The seven companies include Apple, Sony Ericsson, Segate, DSM Engineering Plastics, Nan Ya and Silicon Storage.
“These seven companies demonstrate that there are less toxic and still cost-effective alternatives to substances of high concern that do not compromise performance or reliability,” says Alexandra McPherson, CPA project director. “They are well positioned to gain competitive advantage in a marketplace and regulatory environment increasingly sensitive to the use of toxic chemicals in consumer products.”
For industrial control applications, or even a simple assembly line, that machine can go almost 24/7 without a break. But what happens when the task is a little more complex? That’s where the “smart” machine would come in. The smart machine is one that has some simple (or complex in some cases) processing capability to be able to adapt to changing conditions.

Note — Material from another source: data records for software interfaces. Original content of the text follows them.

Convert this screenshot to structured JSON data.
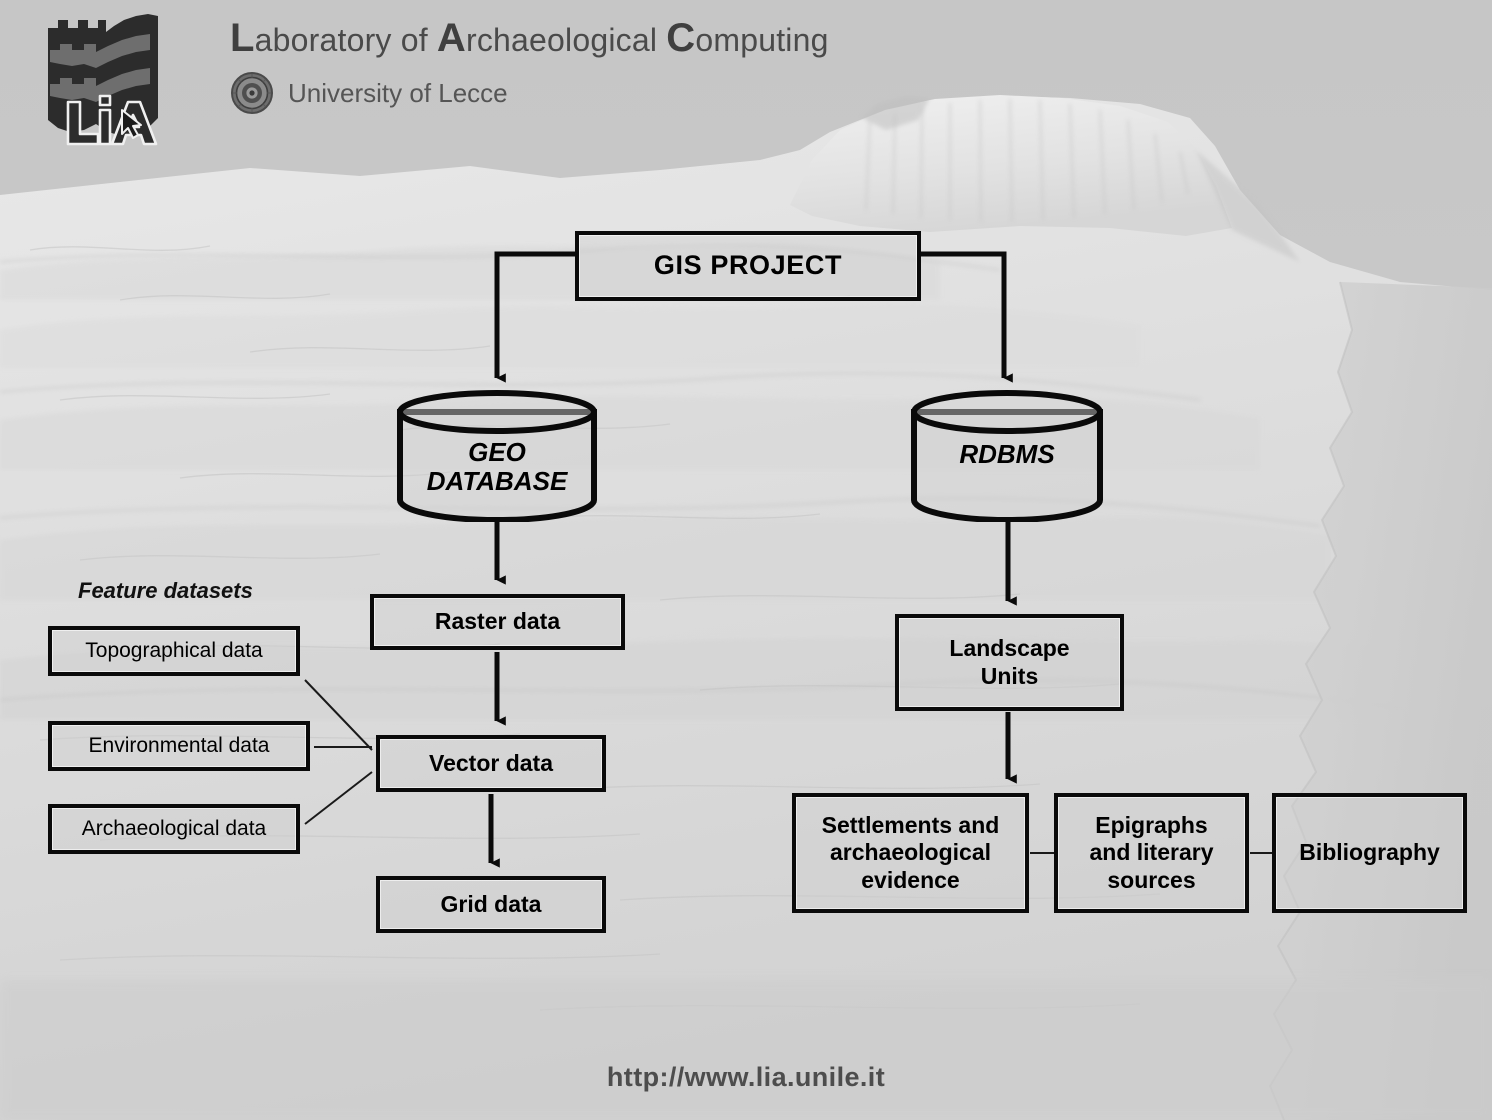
{
  "header": {
    "title_parts": [
      {
        "cap": "L",
        "rest": "aboratory of "
      },
      {
        "cap": "A",
        "rest": "rchaeological "
      },
      {
        "cap": "C",
        "rest": "omputing"
      }
    ],
    "title_full": "Laboratory of Archaeological Computing",
    "subtitle": "University of Lecce",
    "logo_icon": "lia-castle-logo-icon",
    "seal_icon": "university-seal-icon"
  },
  "diagram": {
    "root": {
      "label": "GIS PROJECT"
    },
    "databases": [
      {
        "id": "geo-database",
        "label": "GEO\nDATABASE",
        "line1": "GEO",
        "line2": "DATABASE"
      },
      {
        "id": "rdbms",
        "label": "RDBMS",
        "line1": "RDBMS",
        "line2": ""
      }
    ],
    "left_branch": {
      "group_label": "Feature datasets",
      "feature_datasets": [
        {
          "id": "topographical-data",
          "label": "Topographical data"
        },
        {
          "id": "environmental-data",
          "label": "Environmental data"
        },
        {
          "id": "archaeological-data",
          "label": "Archaeological data"
        }
      ],
      "chain": [
        {
          "id": "raster-data",
          "label": "Raster data"
        },
        {
          "id": "vector-data",
          "label": "Vector data"
        },
        {
          "id": "grid-data",
          "label": "Grid data"
        }
      ]
    },
    "right_branch": {
      "landscape_units": {
        "id": "landscape-units",
        "line1": "Landscape",
        "line2": "Units",
        "label": "Landscape Units"
      },
      "tables": [
        {
          "id": "settlements",
          "line1": "Settlements and",
          "line2": "archaeological",
          "line3": "evidence",
          "label": "Settlements and archaeological evidence"
        },
        {
          "id": "epigraphs",
          "line1": "Epigraphs",
          "line2": "and literary",
          "line3": "sources",
          "label": "Epigraphs and literary sources"
        },
        {
          "id": "bibliography",
          "line1": "Bibliography",
          "line2": "",
          "line3": "",
          "label": "Bibliography"
        }
      ]
    }
  },
  "footer": {
    "url": "http://www.lia.unile.it"
  },
  "colors": {
    "stroke": "#0a0a0a",
    "box_fill": "rgba(208,208,208,0.40)",
    "text": "#000000",
    "header_text": "#4a4a4a",
    "footer_text": "#4d4d4d",
    "background": "#cacaca"
  }
}
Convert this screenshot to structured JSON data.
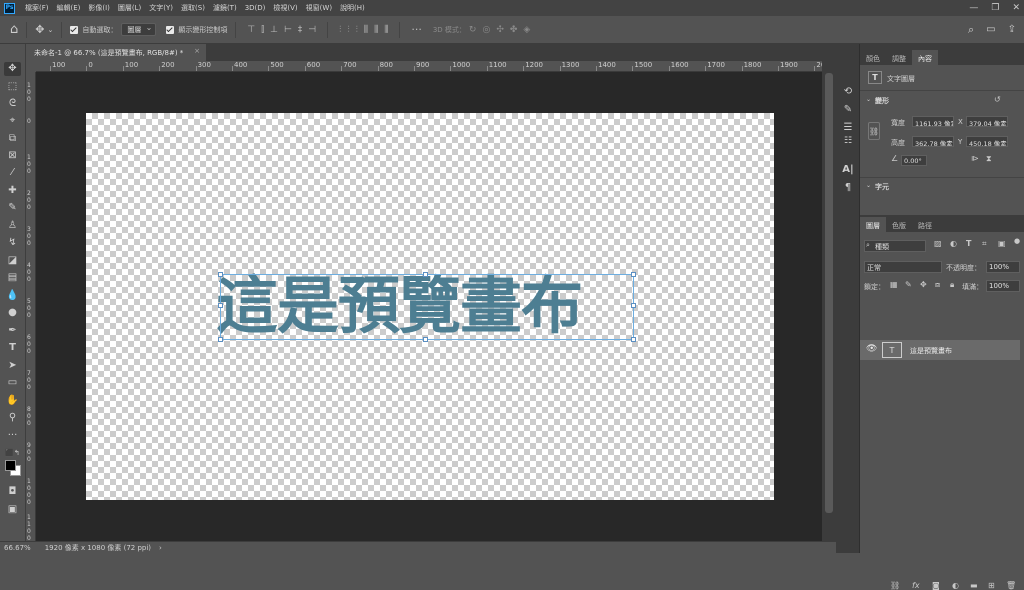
{
  "app": {
    "logo": "Ps"
  },
  "menu": [
    "檔案(F)",
    "編輯(E)",
    "影像(I)",
    "圖層(L)",
    "文字(Y)",
    "選取(S)",
    "濾鏡(T)",
    "3D(D)",
    "檢視(V)",
    "視窗(W)",
    "說明(H)"
  ],
  "window_controls": {
    "minimize": "—",
    "restore": "❐",
    "close": "✕"
  },
  "options": {
    "auto_select_label": "自動選取：",
    "auto_select_target": "圖層",
    "show_transform_label": "顯示變形控制項",
    "mode_3d_label": "3D 模式："
  },
  "document_tab": {
    "title": "未命名-1 @ 66.7% (這是預覽畫布, RGB/8#) *",
    "close": "×"
  },
  "ruler_top": [
    "100",
    "0",
    "100",
    "200",
    "300",
    "400",
    "500",
    "600",
    "700",
    "800",
    "900",
    "1000",
    "1100",
    "1200",
    "1300",
    "1400",
    "1500",
    "1600",
    "1700",
    "1800",
    "1900",
    "2000"
  ],
  "ruler_left": [
    "100",
    "0",
    "100",
    "200",
    "300",
    "400",
    "500",
    "600",
    "700",
    "800",
    "900",
    "1000",
    "1100"
  ],
  "canvas_text": "這是預覽畫布",
  "status": {
    "zoom": "66.67%",
    "doc_info": "1920 像素 x 1080 像素 (72 ppi)",
    "arrow": "›"
  },
  "properties_panel": {
    "tabs": [
      "顏色",
      "調整",
      "內容"
    ],
    "active_tab": "內容",
    "layer_type": "文字圖層",
    "transform_section": "變形",
    "width_label": "寬度",
    "width_value": "1161.93 像素",
    "x_label": "X",
    "x_value": "379.04 像素",
    "height_label": "高度",
    "height_value": "362.78 像素",
    "y_label": "Y",
    "y_value": "450.18 像素",
    "angle_value": "0.00°",
    "character_section": "字元"
  },
  "layers_panel": {
    "tabs": [
      "圖層",
      "色版",
      "路徑"
    ],
    "active_tab": "圖層",
    "filter_kind": "種類",
    "blend_mode": "正常",
    "opacity_label": "不透明度：",
    "opacity_value": "100%",
    "lock_label": "鎖定：",
    "fill_label": "填滿：",
    "fill_value": "100%",
    "layers": [
      {
        "name": "這是預覽畫布",
        "type": "T",
        "visible": true
      }
    ],
    "bottom_icons": [
      "link",
      "fx",
      "mask",
      "adjust",
      "group",
      "new",
      "delete"
    ]
  },
  "colors": {
    "text_color": "#4d7e92",
    "foreground": "#000000",
    "background": "#ffffff"
  }
}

Such machines are suited for a host of applications, including automotive, aerospace, defense, medical, computers and electronics, telecommunications, consumer goods, and so on. This discussion will examine what’s possible with smart machines, and what tradeoffs need to be made to implement such a solution.